Constitutional Vanguard: Answering Some of Your Questions About Criminal Law
This one, published yesterday, is for the paid subscribers. In it, I answer three questions:
- Would the prosecution be able to appeal a shockingly light sentence (e.g. probation for a rape), and then use the judge’s rulings for the defense as evidence of bias?
- If the prosecution asks of a witness, a question to which the defense should object, but fails (for any reason e.g. “senior moment”), let us refer to this failure as a “non-call”, and a guilty verdict is reached, is the defense afforded the opportunity to include an object to that question, on appeal? On what would it turn?
- [I]t’s one thing for a judge to be hard on a prosecutor in proving guilt beyond reasonable doubt, but a judge can also drive the verdict with his rulings on evidence, protocols and conduct, and the prosecution can’t appeal because of double [jeopardy], no?
I hope the answers were illuminating. Post is here. Subscribe here.
There is “plain error” which is preserved for direct appeal if it is shown on the record, regardless of whether it was objected to at trial or raised in a post-trial motion. There is also “error per se” which will reverse a conviction and send the case back for a new trial without analysis of whether it made a difference in the case. The 5-4 have narrowed the scope of error per se in federal cases, but I don’t know if it will make a difference in state appellate courts.
In Illinois, the State is entitled to interlocutory appeals from adverse rulings in defense motions to suppress evidence, but those are different creatures than objections at trial. They involve the Exclusionary Rule for Constitutional violations, and are decided prior to trial.
Also, they should not be confused with motions in limine which involve rules of evidence but not the exclusionary rule. Generally, neither party may appeal those interlocutorily and only the defendant after judgment. I say “generally” because I’m aware of places and cases where the judge can certify the question to the appellate court.
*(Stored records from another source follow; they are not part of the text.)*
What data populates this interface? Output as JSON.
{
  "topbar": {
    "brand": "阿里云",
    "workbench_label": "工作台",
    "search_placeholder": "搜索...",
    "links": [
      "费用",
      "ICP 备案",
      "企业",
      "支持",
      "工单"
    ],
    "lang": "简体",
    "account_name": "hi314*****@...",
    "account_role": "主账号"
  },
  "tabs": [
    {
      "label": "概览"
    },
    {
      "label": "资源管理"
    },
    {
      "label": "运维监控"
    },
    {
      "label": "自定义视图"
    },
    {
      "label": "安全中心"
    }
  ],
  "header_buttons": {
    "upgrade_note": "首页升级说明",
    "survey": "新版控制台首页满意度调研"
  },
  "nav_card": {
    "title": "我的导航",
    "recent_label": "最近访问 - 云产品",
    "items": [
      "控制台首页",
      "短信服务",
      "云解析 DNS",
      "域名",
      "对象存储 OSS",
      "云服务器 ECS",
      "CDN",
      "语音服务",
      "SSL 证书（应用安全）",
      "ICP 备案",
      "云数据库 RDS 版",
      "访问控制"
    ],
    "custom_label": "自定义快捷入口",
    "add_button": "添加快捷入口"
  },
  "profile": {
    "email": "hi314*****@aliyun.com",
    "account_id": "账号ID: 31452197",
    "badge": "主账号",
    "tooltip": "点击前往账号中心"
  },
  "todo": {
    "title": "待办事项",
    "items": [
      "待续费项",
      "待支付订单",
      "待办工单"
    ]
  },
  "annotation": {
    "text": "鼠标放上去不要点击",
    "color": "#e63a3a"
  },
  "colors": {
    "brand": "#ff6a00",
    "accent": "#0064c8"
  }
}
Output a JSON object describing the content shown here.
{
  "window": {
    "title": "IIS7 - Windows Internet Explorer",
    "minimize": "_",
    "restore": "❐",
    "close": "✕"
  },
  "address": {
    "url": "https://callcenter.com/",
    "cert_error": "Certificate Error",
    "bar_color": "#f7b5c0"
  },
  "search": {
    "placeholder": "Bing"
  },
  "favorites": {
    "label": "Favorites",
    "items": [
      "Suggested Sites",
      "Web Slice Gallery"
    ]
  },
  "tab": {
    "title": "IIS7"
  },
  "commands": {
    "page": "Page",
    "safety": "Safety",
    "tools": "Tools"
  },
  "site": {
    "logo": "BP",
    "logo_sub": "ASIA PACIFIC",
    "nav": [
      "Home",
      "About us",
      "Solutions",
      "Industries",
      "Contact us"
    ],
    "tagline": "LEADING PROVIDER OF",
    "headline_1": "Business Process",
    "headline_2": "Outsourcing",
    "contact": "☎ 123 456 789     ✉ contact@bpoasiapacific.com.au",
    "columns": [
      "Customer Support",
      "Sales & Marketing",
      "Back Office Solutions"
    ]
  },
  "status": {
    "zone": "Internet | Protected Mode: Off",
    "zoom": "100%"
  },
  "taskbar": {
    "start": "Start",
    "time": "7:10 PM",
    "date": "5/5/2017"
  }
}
The Rittenhouse trial provides a couple of good examples. The first prosecutorial error involved an attempted Constitution violation. Binger tried to impeach Rittenhouse’s testimony with his prior silence. It had not been the subject of either a motion to suppress nor a motion in limine. The judge thought the prosecutor should know better. “Fifty year old case”, he said.
The second, the “brazen” one, had been the subject of a motion in limine from what I had gathered. The judge had ruled that “propensity”, whether of the quick or the dead, would not be an issue at trial. Binger thought that the defense had opened the door (yeah, right, whatever) and the judge reminded him that his courtroom is not a Godfather internet meme and he could not count on forgiveness — he needed permission.
The first one would have been plain error and even error per se. But the defense was not going to sit on their hands and let their client rot in prison for three to five years while the appellate courts pondered the matter. The second one was run of the mill error, motion in limine notwithstanding. Waived on appeal if not raised in the trial court. And even if preserved the appellate court could decide that it made no difference in the outcome of the case.
And neither event, in and of itself, was prosecutorial misconduct that would subject the prosecutors to discipline under the Canons of Ethics and Rules of Professional Conduct. No lawyer is required to be perfect. (Think about it for a minute.) The court would have needed to find a specific intent on the part of the prosecution to provoke the defense into asking for a mistrial.nk (1d9030) — 11/22/2021 @ 6:18 am
Thanks, nk.Kevin M (ab1c11) — 11/22/2021 @ 10:14 pm